Within the records, determine how many lines contain the word "Alessandro". Your reply must consist of that number only.

─── Extracted information ───

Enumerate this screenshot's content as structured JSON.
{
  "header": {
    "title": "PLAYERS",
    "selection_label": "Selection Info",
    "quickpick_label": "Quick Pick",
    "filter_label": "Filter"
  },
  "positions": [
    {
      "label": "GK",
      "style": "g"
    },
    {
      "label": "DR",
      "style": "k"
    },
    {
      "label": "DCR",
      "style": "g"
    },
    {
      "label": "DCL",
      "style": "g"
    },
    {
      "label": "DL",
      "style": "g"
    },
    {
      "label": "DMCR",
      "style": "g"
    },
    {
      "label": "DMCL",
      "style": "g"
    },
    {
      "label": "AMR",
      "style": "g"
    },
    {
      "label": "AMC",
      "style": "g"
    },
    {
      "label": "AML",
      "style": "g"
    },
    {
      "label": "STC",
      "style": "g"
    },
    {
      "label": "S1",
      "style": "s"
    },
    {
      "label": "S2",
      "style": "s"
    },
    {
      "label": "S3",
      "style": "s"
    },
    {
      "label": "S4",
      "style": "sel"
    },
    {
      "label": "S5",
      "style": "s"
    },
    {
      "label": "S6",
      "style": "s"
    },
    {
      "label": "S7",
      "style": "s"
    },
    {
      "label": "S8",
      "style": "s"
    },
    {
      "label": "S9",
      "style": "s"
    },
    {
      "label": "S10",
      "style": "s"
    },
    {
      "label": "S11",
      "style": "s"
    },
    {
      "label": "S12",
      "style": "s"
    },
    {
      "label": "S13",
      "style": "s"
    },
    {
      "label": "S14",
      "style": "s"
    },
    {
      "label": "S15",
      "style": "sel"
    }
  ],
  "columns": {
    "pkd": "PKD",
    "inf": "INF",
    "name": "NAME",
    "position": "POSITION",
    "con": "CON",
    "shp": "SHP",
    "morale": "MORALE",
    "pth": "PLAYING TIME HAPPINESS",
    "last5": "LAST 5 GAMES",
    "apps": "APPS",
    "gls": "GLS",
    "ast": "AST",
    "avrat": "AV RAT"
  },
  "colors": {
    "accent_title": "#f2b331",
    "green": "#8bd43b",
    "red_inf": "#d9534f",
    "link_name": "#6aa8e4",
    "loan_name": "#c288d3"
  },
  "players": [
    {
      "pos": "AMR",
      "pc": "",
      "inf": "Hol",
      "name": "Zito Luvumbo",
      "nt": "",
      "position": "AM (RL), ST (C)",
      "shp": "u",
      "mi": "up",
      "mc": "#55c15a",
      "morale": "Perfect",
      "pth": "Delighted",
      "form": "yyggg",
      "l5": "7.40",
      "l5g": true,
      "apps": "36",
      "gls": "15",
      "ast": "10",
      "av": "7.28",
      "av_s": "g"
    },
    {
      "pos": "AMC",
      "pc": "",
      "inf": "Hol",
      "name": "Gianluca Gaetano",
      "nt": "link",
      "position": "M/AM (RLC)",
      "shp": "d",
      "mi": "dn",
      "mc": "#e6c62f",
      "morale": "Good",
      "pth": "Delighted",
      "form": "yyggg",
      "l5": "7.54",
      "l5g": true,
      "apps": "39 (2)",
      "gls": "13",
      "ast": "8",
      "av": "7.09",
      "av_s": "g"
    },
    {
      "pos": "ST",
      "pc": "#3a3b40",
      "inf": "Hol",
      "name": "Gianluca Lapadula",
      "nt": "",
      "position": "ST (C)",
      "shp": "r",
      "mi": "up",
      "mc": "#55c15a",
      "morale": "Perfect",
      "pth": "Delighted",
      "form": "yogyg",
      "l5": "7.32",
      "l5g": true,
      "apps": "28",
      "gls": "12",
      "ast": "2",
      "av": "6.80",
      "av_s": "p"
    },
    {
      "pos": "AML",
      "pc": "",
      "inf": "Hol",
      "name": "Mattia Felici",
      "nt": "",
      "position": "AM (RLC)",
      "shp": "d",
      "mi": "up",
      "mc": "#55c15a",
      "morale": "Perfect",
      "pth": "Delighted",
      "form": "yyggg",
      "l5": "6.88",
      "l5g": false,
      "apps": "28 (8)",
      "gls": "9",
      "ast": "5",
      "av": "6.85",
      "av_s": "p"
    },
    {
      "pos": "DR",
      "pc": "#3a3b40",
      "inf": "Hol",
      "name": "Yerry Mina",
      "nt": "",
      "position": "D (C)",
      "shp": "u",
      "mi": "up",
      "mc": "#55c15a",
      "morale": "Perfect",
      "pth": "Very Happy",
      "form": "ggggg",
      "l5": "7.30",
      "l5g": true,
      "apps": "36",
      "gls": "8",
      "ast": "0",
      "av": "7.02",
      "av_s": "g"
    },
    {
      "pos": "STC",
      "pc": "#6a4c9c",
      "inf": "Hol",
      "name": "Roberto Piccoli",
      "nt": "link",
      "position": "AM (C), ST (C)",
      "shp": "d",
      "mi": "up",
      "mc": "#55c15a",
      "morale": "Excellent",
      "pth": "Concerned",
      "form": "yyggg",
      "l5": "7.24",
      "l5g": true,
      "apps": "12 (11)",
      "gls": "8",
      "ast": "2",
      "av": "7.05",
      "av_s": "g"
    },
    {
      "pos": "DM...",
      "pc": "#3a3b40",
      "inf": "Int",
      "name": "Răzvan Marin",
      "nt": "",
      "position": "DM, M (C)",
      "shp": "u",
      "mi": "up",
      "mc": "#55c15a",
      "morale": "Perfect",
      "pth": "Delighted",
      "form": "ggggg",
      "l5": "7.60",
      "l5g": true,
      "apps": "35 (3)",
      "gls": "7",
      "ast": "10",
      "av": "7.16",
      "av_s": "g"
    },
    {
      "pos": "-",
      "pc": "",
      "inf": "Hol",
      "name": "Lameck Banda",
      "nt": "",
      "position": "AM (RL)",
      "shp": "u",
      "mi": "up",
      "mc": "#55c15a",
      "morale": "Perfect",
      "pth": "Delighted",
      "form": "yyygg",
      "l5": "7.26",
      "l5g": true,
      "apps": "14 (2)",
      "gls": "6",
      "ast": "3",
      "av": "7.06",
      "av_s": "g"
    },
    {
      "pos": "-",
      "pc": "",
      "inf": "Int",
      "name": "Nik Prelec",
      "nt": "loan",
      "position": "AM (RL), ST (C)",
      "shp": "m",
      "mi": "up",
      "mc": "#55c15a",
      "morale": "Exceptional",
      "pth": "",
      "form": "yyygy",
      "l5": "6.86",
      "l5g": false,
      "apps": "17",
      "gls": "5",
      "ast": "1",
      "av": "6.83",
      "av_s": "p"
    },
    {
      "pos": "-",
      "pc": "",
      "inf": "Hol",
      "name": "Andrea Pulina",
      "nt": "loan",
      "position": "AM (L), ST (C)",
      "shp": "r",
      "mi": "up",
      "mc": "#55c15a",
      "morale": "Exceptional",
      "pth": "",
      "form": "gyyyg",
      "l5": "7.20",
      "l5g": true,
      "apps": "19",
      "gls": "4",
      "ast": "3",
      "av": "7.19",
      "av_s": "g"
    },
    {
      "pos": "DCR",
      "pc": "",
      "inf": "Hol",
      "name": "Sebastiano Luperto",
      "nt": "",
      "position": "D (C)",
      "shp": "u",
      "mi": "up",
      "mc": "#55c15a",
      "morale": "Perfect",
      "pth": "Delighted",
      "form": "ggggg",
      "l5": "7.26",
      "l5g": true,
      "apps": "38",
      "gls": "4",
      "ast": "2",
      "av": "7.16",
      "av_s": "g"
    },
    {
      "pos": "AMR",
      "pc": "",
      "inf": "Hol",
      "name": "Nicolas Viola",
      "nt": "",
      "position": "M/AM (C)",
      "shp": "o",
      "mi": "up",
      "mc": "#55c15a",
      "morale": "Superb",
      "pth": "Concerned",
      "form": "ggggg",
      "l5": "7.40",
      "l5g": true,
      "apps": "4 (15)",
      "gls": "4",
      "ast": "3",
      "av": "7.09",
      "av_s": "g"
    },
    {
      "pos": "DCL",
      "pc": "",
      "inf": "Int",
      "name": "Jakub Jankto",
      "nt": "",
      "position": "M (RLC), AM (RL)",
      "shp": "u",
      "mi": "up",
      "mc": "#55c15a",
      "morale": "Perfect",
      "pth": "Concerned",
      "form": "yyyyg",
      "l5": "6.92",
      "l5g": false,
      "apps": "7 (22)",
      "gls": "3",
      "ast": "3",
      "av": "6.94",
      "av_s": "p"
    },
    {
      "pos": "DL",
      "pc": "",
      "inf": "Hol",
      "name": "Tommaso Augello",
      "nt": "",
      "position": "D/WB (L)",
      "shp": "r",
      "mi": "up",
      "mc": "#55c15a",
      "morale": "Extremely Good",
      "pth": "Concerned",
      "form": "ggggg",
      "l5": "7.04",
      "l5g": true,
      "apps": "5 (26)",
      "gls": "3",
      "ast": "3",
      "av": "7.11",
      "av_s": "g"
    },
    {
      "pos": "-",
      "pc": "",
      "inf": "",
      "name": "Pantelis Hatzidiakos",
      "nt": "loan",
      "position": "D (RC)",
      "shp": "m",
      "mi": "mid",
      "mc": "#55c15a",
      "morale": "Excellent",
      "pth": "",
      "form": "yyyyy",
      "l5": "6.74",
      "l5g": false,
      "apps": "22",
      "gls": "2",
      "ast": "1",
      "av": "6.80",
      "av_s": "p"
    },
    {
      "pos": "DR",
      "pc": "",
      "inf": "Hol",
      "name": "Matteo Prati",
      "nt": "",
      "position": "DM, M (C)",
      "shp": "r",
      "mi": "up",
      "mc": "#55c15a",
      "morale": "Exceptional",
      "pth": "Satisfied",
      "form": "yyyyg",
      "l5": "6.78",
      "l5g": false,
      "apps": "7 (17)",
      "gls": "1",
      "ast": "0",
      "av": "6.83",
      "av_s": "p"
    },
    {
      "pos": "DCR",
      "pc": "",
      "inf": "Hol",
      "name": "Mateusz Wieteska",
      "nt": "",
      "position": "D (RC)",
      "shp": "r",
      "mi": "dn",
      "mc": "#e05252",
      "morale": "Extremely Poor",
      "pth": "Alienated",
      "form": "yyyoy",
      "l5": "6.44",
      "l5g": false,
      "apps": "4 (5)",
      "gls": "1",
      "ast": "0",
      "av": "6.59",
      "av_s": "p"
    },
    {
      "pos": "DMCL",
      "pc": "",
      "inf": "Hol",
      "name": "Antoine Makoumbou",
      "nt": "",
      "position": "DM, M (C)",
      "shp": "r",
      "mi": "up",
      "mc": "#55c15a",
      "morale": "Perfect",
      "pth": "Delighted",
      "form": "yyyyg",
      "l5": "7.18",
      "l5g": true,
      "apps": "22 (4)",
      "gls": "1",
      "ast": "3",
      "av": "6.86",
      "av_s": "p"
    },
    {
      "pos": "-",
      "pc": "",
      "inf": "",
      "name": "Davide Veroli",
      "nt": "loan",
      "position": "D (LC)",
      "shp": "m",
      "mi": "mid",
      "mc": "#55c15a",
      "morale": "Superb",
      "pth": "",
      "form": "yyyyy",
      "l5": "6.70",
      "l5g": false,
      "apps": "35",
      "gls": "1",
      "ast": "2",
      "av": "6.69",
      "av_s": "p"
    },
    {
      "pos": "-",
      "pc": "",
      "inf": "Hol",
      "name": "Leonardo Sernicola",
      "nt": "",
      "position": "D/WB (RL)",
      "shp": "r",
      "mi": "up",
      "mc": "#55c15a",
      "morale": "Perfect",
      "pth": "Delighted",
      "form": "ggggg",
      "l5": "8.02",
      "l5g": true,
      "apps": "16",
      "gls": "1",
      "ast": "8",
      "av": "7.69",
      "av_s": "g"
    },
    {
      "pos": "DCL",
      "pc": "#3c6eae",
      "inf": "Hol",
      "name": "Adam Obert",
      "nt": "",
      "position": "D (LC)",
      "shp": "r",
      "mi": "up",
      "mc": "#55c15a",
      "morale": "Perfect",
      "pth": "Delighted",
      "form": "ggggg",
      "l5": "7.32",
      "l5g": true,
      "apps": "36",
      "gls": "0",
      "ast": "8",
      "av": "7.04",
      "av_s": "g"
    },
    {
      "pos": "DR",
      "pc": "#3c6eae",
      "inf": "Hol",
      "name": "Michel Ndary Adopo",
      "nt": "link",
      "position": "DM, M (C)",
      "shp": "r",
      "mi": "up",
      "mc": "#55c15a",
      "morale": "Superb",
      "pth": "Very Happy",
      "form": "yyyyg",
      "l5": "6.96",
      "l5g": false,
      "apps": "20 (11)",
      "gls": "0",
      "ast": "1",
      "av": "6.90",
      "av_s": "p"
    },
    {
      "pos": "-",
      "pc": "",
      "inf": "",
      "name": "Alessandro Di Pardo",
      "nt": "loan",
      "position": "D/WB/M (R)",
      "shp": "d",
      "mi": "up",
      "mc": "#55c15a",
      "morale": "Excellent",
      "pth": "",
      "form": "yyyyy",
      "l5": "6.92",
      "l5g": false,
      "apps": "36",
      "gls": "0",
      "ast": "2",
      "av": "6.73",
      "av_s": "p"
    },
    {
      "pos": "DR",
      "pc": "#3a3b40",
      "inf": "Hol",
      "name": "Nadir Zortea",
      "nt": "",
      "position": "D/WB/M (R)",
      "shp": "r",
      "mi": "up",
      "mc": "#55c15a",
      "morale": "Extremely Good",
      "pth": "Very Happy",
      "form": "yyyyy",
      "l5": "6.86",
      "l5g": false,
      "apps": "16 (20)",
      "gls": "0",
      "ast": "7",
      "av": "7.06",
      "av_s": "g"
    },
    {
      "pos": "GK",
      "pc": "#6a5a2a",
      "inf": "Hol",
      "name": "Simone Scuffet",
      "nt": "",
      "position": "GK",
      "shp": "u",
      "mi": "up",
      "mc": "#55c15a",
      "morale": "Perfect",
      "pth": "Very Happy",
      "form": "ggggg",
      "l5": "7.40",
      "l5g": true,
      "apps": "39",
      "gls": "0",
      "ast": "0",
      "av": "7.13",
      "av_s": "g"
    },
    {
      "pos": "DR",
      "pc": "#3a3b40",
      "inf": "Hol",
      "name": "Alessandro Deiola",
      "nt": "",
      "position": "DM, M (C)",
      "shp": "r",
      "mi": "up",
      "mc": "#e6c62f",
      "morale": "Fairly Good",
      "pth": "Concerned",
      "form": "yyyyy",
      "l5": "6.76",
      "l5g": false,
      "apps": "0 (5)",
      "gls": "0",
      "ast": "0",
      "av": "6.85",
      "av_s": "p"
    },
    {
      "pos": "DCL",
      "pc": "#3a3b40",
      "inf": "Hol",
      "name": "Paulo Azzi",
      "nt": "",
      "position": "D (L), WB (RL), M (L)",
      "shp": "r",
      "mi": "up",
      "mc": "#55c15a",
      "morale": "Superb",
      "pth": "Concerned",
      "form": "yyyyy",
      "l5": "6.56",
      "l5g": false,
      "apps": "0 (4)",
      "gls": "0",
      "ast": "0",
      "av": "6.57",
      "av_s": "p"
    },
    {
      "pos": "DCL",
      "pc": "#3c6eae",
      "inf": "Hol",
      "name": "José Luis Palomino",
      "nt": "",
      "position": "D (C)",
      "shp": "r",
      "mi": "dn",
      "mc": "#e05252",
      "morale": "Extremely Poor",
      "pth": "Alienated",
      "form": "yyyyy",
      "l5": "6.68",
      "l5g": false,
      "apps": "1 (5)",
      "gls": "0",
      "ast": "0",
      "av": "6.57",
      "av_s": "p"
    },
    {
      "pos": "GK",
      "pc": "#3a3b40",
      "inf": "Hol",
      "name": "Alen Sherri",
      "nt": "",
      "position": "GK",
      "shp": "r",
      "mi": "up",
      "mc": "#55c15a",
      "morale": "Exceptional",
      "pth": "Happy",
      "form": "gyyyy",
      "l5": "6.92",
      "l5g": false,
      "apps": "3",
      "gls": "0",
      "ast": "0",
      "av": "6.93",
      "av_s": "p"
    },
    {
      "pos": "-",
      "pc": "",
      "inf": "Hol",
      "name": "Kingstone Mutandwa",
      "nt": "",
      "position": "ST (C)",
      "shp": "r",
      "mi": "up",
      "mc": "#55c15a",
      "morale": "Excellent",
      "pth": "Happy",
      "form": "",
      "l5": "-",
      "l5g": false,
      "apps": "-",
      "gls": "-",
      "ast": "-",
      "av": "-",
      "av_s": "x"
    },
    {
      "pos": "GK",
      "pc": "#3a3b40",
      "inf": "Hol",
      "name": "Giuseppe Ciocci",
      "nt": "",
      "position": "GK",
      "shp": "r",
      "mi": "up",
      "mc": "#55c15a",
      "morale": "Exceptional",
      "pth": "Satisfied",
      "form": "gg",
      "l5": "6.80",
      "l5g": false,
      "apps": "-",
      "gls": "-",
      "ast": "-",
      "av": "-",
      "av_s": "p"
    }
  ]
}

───

# Result for this exercise
2